### PROVIDED RECORDS ###

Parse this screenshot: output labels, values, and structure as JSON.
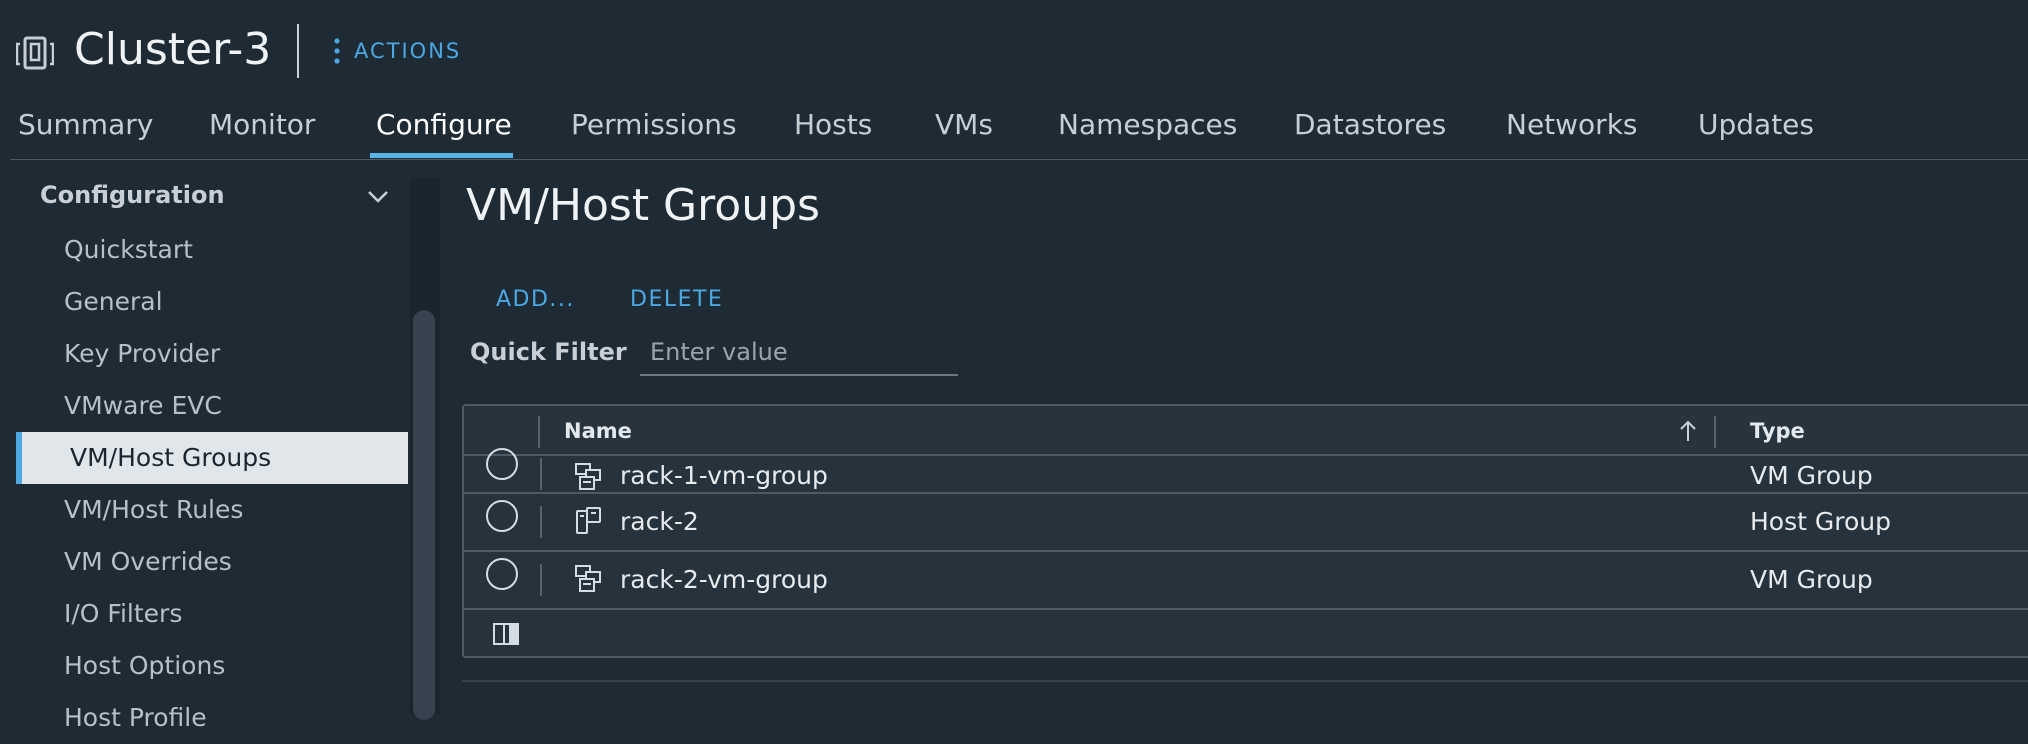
{
  "header": {
    "title": "Cluster-3",
    "actions_label": "ACTIONS",
    "object_icon": "cluster-icon"
  },
  "tabs": [
    {
      "label": "Summary",
      "active": false
    },
    {
      "label": "Monitor",
      "active": false
    },
    {
      "label": "Configure",
      "active": true
    },
    {
      "label": "Permissions",
      "active": false
    },
    {
      "label": "Hosts",
      "active": false
    },
    {
      "label": "VMs",
      "active": false
    },
    {
      "label": "Namespaces",
      "active": false
    },
    {
      "label": "Datastores",
      "active": false
    },
    {
      "label": "Networks",
      "active": false
    },
    {
      "label": "Updates",
      "active": false
    }
  ],
  "sidebar": {
    "section_label": "Configuration",
    "items": [
      {
        "label": "Quickstart"
      },
      {
        "label": "General"
      },
      {
        "label": "Key Provider"
      },
      {
        "label": "VMware EVC"
      },
      {
        "label": "VM/Host Groups",
        "active": true
      },
      {
        "label": "VM/Host Rules"
      },
      {
        "label": "VM Overrides"
      },
      {
        "label": "I/O Filters"
      },
      {
        "label": "Host Options"
      },
      {
        "label": "Host Profile"
      }
    ]
  },
  "main": {
    "title": "VM/Host Groups",
    "add_label": "ADD...",
    "delete_label": "DELETE",
    "quick_filter_label": "Quick Filter",
    "quick_filter_placeholder": "Enter value",
    "quick_filter_value": ""
  },
  "grid": {
    "columns": [
      {
        "label": "Name",
        "sorted": "ascending"
      },
      {
        "label": "Type"
      }
    ],
    "rows": [
      {
        "name": "rack-1-vm-group",
        "type": "VM Group",
        "icon": "vm-group-icon"
      },
      {
        "name": "rack-2",
        "type": "Host Group",
        "icon": "host-group-icon"
      },
      {
        "name": "rack-2-vm-group",
        "type": "VM Group",
        "icon": "vm-group-icon"
      }
    ]
  },
  "colors": {
    "background": "#1e2a34",
    "accent": "#4aa8e3",
    "active_tab_underline": "#5ab4ec",
    "selected_nav_bg": "#e0e6ea"
  }
}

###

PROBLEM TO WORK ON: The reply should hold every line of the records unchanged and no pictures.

RESULT:
Parse this screenshot: output labels, values, and structure as JSON.
{
  "header": {
    "title": "Cluster-3",
    "actions_label": "ACTIONS",
    "object_icon": "cluster-icon"
  },
  "tabs": [
    {
      "label": "Summary",
      "active": false
    },
    {
      "label": "Monitor",
      "active": false
    },
    {
      "label": "Configure",
      "active": true
    },
    {
      "label": "Permissions",
      "active": false
    },
    {
      "label": "Hosts",
      "active": false
    },
    {
      "label": "VMs",
      "active": false
    },
    {
      "label": "Namespaces",
      "active": false
    },
    {
      "label": "Datastores",
      "active": false
    },
    {
      "label": "Networks",
      "active": false
    },
    {
      "label": "Updates",
      "active": false
    }
  ],
  "sidebar": {
    "section_label": "Configuration",
    "items": [
      {
        "label": "Quickstart"
      },
      {
        "label": "General"
      },
      {
        "label": "Key Provider"
      },
      {
        "label": "VMware EVC"
      },
      {
        "label": "VM/Host Groups",
        "active": true
      },
      {
        "label": "VM/Host Rules"
      },
      {
        "label": "VM Overrides"
      },
      {
        "label": "I/O Filters"
      },
      {
        "label": "Host Options"
      },
      {
        "label": "Host Profile"
      }
    ]
  },
  "main": {
    "title": "VM/Host Groups",
    "add_label": "ADD...",
    "delete_label": "DELETE",
    "quick_filter_label": "Quick Filter",
    "quick_filter_placeholder": "Enter value",
    "quick_filter_value": ""
  },
  "grid": {
    "columns": [
      {
        "label": "Name",
        "sorted": "ascending"
      },
      {
        "label": "Type"
      }
    ],
    "rows": [
      {
        "name": "rack-1-vm-group",
        "type": "VM Group",
        "icon": "vm-group-icon"
      },
      {
        "name": "rack-2",
        "type": "Host Group",
        "icon": "host-group-icon"
      },
      {
        "name": "rack-2-vm-group",
        "type": "VM Group",
        "icon": "vm-group-icon"
      }
    ]
  },
  "colors": {
    "background": "#1e2a34",
    "accent": "#4aa8e3",
    "active_tab_underline": "#5ab4ec",
    "selected_nav_bg": "#e0e6ea"
  }
}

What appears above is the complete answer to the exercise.